Analytics built by: Location, Inc.
Raw data sources: American Community Survey, U.S. Bureau of the Census, U.S. Department of Education, 50 state departments of education, U.S. Bureau of Labor Statistics, Federal Bureau of Investigation, 18,000+ local law enforcement agencies, Federal Housing Finance Agency, U.S. Geological Service, National Agricultural Statistics Service.
Date(s) & Update Frequency: 2019 (latest available). Updated annually. Please note: Unemployment data updated February 2021.
Methodology: Unlike standardly available Census demographics, NeighborhoodScout uses dozens of custom models to transform 8.5 million raw demographic data elements from government sources into proprietary indices and insights…. Read more about Scout's Demographic Data
Analytics built by: Location, Inc.
Raw data sources: 18,000 local law enforcement agencies in the U.S.
Date(s) & Update Frequency: Reflects 2019 calendar year; released from FBI in Sept. 2020 (latest available). Updated annually. Where is 2020 data?
Methodology: Our nationwide meta-analysis overcomes the issues inherent in any crime database, including non-reporting and reporting errors. This is possible by associating the 9.4 million reported crimes in the U.S, including over 2 million geocoded point locations…. Read more about Scout's Crime Data
Analytics built by: Location, Inc.
Methodology: Only NeighborhoodScout gives you nationally comparable school ranks based on test scores, so you can directly compare the quality of schools in any location. Read more about Scout's School Data
There are no schools physically located in this neighborhood.
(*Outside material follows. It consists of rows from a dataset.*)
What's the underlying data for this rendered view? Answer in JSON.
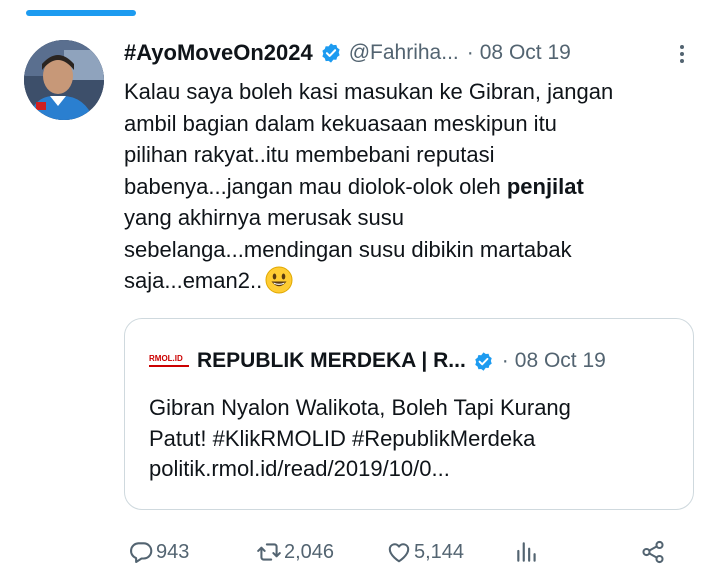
{
  "tweet": {
    "display_name": "#AyoMoveOn2024",
    "handle": "@Fahriha...",
    "separator": "·",
    "date": "08 Oct 19",
    "text_lines": [
      "Kalau saya boleh kasi masukan ke Gibran, jangan",
      "ambil bagian dalam kekuasaan meskipun itu",
      "pilihan rakyat..itu membebani reputasi",
      "babenya...jangan mau diolok-olok oleh ",
      "yang akhirnya merusak susu",
      "sebelanga...mendingan susu dibikin martabak",
      "saja...eman2.."
    ],
    "bold_word": "penjilat",
    "emoji": "smiling-face-emoji"
  },
  "quote": {
    "avatar_text": "RMOL.ID",
    "display_name": "REPUBLIK MERDEKA | R...",
    "separator": "·",
    "date": "08 Oct 19",
    "text_lines": [
      "Gibran Nyalon Walikota, Boleh Tapi Kurang",
      "Patut! #KlikRMOLID #RepublikMerdeka",
      "politik.rmol.id/read/2019/10/0..."
    ]
  },
  "actions": {
    "replies": "943",
    "retweets": "2,046",
    "likes": "5,144"
  },
  "icons": {
    "verified": "verified-badge-icon",
    "more": "more-options-icon",
    "reply": "reply-icon",
    "retweet": "retweet-icon",
    "like": "heart-icon",
    "views": "views-chart-icon",
    "share": "share-icon"
  },
  "colors": {
    "accent": "#1d9bf0",
    "text": "#0f1419",
    "secondary": "#536471",
    "border": "#cfd9de"
  }
}
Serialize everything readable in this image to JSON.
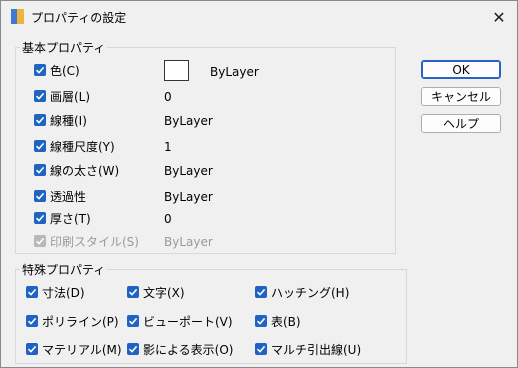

GET FULL REPORTS FOR ANY SCHOOL IN THIS DISTRICTSEE ALL SCHOOLS
Analytics built by: Location, Inc.
Raw data sources: U.S. Department of Education, 50 state departments of education, U.S. Bureau of Labor Statistics, Dow Jones S&P, Federal Bureau of Investigation, 18,000+ local law enforcement agencies, Federal Housing Finance Agency, U.S. Bureau of the Census, American Community Survey, U.S. Department of Housing and Urban Development, U.S. Geological Service, U.S. Department of Transportation, LEHD Origin-Destination Employment Statistics, Federal Highway Administration, National Agricultural Statistics.
Methodology: Scout Vision uniquely solves for investment risk by generating Home Price Appreciation projections with unprecedented geographic granularity and predictive accuracy, for every micro-neighborhood (block group) in the U.S. Read more
|Time Period||Total Appreciation||Avg. Annual Rate||
3 Year Forecast:
2021 Q1 - 2024 Q1
2020 Q3 - 2020 Q4
Last 12 Months:
2019 Q4 - 2020 Q4
Last 2 Years:
2018 Q4 - 2020 Q4
Last 5 Years:
2015 Q4 - 2020 Q4
Last 10 Years:
2010 Q4 - 2020 Q4
2000 Q1 - 2020 Q4
|* 10 is highest|